Covers Sell the Book, They Say

The cover is the first thing a potential reader sees when he/she encounters a book. In a store, if the cover is intriguing enough, they'll probably leaf through a few pages, maybe check the blurb on the back. But it's the design of that front cover that first catches their eye. I have some pretty good covers in my two PI series, but I'm happier with those on my last four books, the Post Cold War Political Thriller Trilogy and my first standalone, Hellbound. These were all produced by talented designer Stephen Walker of Atlanta.

Each cover is based on the story in the book, though, of course, it won't be obvious until you read it. But Stephen has put together the story elements in an exciting way. Here's a rundown:

The first book in the trilogy, Beware the Jabberwock, deals with an attempt by ex-Soviet hardliners and discontents in the U.S. to restore their hold on power through a shocking action in Toronto. The cover features American and Soviet symbols along with a mortar firing in front of the Toronto skyline. Burke Hill, ex-FBI agent who becomes clandestine director for a Washington PR firm that's a CIA spinoff, appears in all three books.

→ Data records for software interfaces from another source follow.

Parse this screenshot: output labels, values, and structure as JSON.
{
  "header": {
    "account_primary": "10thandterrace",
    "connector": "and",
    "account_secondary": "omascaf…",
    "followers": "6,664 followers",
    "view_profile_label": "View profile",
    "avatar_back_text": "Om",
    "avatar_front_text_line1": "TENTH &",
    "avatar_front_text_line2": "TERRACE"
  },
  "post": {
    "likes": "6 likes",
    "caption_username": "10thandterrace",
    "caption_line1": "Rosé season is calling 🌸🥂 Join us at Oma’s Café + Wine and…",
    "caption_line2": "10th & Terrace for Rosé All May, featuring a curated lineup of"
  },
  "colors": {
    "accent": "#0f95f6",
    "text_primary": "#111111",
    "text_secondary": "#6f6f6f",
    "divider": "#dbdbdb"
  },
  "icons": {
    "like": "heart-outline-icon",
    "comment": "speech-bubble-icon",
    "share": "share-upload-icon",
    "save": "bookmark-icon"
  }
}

For the second book, it's a black cover that highlights a night view of South Korea's National Treasure No. 1, Seoul's Great South Gate. The title at the top—The Poksu Conspiracy—includes the Korean word for "vengeance." It has a different meaning in Chinese, which you'll learn in the book. Just beneath the photograph are the hangul (Korean) characters for poksu. The plot involves vengeance taken upon civilian leaders in South Korea who favor close cooperation with America.

The last book in the trilogy, Overture to Disaster, has a cover that features two images that relate to the plot. The one that fills most of the area shows a row of cannons firing, with a hammer and sickle showing faintly in the darkness above, covered in part by a large "DISASTER." At the top, beside a smaller "OVERTURE," flies an Air Force MH-53J Pave Low III helicopter. All of these images tie into the story, which involves a faction of former KGB operatives carrying out a disastrous scheme in Washington as part of an effort to revive the old Soviet Union.

The cover for Hellbound, my favorite, shows the back of a bus in flames, partially covered by the title in small-to-large letters. In  this dramatic scene, the plot is capsuled in smaller letters: "The Mafia targets a busload of seniors..." The plot involves a bus full of seniors from a suburban Nashville church, which, unknown to the other passengers, includes a man who years before decimated a Mafia "family" with his testimony in federal court.

It is certainly logical that the cover sells the book, but the cover must be seen to be sold. Unfortunately, these days most of us don't find our books on the shelf in a store. Our covers aren't seen unless we get them out there in some sort of promotion, like on BookBub or Freebooksy or Awesome Gang or you name it. Twitter, Facebook, etc. But I'll keep going for great covers and hope they're seen.

Visit me at ChesterDCampbell.com.

3 comments:

Linda Thorne said...

Good article. Loved Hellbound. Understand you have a presentation at 7:00 p.m. a week from tomorrow at Bookman Bookwoman. See you there.

Linda Thorne said...

Whoops, I meant 6:00 p.m. at Nashville's Bookman Bookwoman. I'd hate for someone to show up an hour late because I posted the wrong time.

Chester Campbell said...

Thanks, Linda. We'll be there at the right time, hopefully.